Full Cycle’s Polyhydroxyalkanoate (PHA) bioplastic is produced naturally by bacteria using mixed organic waste as raw material. It can replace a wide range of synthetic plastics, yet it is compostable and marine degradable once its useful life is over. It is also cost-competitive with fossil-fuel based alternatives, creating the potential for widespread adoption and scale in both developed and emerging markets.
The company produces superior PHA bioplastic which is very cost competitive with the traditional, synthetic oil-based plastics. The technology uses non-GMO bacteria which is suitable for co-location in non-sterile, industrial operating environments. Their PHA is compostable, marine degradable and food-contact safe. The technology takes in heterogeneous waste inputs and produces consistent polymer outputs. After use PHA becomes a raw material that can be upcycled into virgin PHA. The circular approach by the company impoves waster industry profitability, enables regenerative upcycling of the compostable material and gives the consumers a choice in sustainable packaging material.
Biodegradation of PHA depends on how bacteria rich the environment is. In environments with large amounts of bacteria, the material can decompose in a month. However, in an environment that is stable, for example store shelves, it is stable for years. Full Cycle can convert any organic waste into PHA. This includes inedible food waste, agricultural residues, and green waste.

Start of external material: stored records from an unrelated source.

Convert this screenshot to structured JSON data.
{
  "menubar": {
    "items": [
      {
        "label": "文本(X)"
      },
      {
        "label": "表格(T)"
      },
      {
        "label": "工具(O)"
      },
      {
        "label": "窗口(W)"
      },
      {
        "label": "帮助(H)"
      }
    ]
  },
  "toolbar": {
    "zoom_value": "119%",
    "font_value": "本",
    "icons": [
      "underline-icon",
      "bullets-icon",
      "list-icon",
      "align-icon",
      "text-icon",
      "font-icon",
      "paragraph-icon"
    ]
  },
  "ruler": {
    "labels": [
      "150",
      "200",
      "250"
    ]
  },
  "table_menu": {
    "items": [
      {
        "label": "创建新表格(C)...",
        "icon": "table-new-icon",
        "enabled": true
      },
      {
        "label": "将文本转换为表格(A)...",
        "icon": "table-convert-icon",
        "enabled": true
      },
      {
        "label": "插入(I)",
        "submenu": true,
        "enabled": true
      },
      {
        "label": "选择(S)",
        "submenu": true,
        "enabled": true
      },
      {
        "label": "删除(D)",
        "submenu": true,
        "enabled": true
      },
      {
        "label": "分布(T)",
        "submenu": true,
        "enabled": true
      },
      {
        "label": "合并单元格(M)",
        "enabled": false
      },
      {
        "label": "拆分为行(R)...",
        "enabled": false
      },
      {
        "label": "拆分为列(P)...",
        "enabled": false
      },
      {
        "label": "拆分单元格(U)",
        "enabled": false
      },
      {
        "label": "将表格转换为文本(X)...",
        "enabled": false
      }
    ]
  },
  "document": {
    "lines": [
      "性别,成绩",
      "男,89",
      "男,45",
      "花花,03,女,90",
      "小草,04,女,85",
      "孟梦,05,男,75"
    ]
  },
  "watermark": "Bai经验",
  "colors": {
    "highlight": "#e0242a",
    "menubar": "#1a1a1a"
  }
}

Anything that can normally go into a compost row or an anaerobic digester can be converted to PHA! Full Cycle can also convert dirty and unrecyclable cellulosic material such a paper or cardboard.
Full Cycle has received awards and recognition from Ellen MacArthur Foundation, New Plastics Economy, Think Beyond Plastic, SEA Award and many more.